═════ Extracted entries ═════

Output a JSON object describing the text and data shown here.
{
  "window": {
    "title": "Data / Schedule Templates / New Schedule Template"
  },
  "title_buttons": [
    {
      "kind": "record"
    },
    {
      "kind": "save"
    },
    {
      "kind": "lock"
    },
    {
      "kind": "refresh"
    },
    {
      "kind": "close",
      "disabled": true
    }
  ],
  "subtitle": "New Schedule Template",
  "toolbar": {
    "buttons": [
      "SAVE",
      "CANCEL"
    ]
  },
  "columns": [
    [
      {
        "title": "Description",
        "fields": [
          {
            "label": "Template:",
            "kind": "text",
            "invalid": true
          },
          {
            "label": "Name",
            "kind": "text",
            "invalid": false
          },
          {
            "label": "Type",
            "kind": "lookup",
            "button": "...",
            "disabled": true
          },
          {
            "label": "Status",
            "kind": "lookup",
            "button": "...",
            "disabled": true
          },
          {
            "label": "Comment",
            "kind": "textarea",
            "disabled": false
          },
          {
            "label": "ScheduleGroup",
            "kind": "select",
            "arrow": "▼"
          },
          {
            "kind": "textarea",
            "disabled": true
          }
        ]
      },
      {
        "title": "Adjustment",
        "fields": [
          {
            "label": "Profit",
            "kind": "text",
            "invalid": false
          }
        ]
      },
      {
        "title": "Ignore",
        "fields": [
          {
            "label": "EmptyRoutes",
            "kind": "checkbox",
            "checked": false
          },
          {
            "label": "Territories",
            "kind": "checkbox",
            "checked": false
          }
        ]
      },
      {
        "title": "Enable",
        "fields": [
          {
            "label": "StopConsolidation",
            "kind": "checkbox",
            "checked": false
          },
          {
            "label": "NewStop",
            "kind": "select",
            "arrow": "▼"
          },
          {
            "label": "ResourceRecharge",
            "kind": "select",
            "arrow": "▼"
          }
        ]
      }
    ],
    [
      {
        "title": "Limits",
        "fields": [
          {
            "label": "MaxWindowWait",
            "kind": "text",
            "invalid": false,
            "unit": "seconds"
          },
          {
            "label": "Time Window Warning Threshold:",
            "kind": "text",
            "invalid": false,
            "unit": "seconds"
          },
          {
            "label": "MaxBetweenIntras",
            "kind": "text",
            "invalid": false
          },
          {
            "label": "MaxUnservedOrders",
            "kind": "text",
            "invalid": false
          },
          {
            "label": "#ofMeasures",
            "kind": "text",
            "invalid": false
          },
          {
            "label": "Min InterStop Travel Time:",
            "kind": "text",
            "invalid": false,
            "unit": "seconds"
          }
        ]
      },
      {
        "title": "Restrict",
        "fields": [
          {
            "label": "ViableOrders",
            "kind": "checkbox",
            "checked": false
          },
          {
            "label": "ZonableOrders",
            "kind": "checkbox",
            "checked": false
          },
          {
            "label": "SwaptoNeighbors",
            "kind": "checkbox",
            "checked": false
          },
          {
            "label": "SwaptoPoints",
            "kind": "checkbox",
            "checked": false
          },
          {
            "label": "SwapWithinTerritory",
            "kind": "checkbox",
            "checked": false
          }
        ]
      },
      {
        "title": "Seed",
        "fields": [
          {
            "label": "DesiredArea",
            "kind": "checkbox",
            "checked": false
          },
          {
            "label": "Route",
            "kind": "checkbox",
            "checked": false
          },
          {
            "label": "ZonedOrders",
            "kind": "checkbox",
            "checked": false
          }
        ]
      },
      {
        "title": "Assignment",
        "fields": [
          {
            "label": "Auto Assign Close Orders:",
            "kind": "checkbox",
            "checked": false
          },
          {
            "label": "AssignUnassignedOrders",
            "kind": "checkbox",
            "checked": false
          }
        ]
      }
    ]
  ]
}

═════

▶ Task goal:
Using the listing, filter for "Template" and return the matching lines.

▶ Completed exercise:
    "title": "Data / Schedule Templates / New Schedule Template"
  "subtitle": "New Schedule Template",
            "label": "Template:",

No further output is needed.